Raw data:

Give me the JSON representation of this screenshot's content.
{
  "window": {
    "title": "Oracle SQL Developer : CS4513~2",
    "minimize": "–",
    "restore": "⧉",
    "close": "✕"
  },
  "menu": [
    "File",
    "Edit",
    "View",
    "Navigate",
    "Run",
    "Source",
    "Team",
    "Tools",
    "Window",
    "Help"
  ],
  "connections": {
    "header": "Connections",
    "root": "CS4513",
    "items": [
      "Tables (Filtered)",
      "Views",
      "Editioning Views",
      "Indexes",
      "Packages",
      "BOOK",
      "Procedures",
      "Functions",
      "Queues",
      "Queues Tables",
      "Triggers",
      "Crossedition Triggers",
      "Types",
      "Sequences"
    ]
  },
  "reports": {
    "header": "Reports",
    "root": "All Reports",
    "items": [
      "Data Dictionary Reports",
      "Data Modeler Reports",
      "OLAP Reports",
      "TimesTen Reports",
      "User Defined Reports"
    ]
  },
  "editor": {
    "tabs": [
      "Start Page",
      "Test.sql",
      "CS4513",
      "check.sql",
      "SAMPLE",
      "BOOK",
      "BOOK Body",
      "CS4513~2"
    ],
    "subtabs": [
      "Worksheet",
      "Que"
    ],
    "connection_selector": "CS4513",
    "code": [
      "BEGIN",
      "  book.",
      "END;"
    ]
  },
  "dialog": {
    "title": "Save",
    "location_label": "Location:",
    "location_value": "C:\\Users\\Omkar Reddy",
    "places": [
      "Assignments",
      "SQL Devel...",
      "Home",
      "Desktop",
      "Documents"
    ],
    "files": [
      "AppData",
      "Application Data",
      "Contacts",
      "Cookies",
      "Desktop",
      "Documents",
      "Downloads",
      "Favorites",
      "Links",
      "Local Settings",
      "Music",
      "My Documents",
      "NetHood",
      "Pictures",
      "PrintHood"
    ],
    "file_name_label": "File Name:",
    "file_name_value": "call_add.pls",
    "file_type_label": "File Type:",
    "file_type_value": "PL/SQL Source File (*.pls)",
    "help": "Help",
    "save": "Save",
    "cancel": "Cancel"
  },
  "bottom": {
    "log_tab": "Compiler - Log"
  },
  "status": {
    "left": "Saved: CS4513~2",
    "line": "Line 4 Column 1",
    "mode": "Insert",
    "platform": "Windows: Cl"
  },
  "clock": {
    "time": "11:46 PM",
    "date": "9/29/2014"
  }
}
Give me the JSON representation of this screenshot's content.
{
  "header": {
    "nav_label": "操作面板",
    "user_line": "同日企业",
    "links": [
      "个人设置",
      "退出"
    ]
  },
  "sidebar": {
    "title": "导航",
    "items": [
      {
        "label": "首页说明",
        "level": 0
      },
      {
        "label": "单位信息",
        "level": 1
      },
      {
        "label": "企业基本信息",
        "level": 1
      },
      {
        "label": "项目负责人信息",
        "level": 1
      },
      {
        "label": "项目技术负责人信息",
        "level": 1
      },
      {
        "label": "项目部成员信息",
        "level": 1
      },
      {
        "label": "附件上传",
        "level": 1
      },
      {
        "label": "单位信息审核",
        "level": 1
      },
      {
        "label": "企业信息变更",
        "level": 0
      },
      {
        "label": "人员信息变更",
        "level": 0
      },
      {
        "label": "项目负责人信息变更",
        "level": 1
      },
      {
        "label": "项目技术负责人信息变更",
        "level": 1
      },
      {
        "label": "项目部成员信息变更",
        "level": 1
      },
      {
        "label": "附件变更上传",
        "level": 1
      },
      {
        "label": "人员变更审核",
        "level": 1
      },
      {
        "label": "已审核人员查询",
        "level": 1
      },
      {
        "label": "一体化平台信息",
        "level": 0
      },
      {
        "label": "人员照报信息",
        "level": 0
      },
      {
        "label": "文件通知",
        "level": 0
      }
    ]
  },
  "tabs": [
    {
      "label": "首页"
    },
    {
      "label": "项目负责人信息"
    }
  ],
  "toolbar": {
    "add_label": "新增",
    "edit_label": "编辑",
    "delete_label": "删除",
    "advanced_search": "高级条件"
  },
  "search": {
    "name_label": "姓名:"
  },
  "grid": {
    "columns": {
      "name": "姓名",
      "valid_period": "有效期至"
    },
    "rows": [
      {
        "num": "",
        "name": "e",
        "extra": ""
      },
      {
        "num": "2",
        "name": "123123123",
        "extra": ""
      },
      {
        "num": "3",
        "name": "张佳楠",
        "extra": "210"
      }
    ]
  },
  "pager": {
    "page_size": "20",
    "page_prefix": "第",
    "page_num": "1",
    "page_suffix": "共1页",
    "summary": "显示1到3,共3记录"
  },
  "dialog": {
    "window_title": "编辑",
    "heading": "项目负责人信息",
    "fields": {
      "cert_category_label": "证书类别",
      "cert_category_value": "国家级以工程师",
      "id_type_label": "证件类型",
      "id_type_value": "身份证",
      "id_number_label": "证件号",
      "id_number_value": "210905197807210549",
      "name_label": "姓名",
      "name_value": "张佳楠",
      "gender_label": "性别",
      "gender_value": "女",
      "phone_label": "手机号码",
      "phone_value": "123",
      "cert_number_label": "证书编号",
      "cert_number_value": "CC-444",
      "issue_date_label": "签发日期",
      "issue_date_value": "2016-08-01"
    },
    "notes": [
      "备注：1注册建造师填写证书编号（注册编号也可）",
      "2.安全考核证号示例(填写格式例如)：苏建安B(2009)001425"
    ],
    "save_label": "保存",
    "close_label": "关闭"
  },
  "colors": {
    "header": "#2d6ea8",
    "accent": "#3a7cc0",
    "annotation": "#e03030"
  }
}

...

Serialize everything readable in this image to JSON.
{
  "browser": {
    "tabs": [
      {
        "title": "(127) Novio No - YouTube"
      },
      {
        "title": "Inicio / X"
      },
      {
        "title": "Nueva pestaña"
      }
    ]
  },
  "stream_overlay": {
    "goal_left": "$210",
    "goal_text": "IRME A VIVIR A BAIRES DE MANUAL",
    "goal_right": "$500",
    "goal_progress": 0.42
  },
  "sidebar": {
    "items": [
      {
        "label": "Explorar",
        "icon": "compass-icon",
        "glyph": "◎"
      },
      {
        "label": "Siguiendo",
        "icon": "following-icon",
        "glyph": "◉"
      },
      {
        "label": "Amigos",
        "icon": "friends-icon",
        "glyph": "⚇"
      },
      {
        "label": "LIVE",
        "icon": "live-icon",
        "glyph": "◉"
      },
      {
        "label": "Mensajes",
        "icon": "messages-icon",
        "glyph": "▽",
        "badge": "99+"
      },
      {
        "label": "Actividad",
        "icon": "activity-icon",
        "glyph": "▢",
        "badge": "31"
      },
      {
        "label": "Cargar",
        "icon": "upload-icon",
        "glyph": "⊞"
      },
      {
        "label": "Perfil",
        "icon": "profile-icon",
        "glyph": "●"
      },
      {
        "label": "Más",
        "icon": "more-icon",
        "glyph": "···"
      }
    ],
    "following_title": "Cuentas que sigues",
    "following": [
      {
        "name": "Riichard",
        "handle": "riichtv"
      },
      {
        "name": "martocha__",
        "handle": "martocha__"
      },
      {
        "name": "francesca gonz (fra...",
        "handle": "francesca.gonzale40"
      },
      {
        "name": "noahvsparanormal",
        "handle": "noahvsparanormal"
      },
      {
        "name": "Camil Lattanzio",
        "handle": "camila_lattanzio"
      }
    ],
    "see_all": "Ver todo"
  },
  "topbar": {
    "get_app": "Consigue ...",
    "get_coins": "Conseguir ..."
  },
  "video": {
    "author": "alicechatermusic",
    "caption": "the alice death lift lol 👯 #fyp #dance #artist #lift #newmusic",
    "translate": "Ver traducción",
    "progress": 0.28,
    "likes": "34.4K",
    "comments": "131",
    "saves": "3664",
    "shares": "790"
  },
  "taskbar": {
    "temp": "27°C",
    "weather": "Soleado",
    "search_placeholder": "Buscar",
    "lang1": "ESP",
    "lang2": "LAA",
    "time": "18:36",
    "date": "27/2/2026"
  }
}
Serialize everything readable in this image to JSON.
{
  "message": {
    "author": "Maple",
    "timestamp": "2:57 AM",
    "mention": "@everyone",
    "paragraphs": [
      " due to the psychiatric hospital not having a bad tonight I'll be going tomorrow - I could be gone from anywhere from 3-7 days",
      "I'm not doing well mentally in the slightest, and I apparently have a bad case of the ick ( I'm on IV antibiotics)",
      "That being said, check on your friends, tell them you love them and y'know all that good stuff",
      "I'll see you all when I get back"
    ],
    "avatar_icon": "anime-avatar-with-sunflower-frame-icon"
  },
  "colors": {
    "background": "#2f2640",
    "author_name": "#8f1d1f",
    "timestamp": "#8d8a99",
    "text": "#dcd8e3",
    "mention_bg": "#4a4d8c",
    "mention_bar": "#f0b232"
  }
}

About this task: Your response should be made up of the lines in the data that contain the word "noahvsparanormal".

Expected output:
        "name": "noahvsparanormal",
        "handle": "noahvsparanormal"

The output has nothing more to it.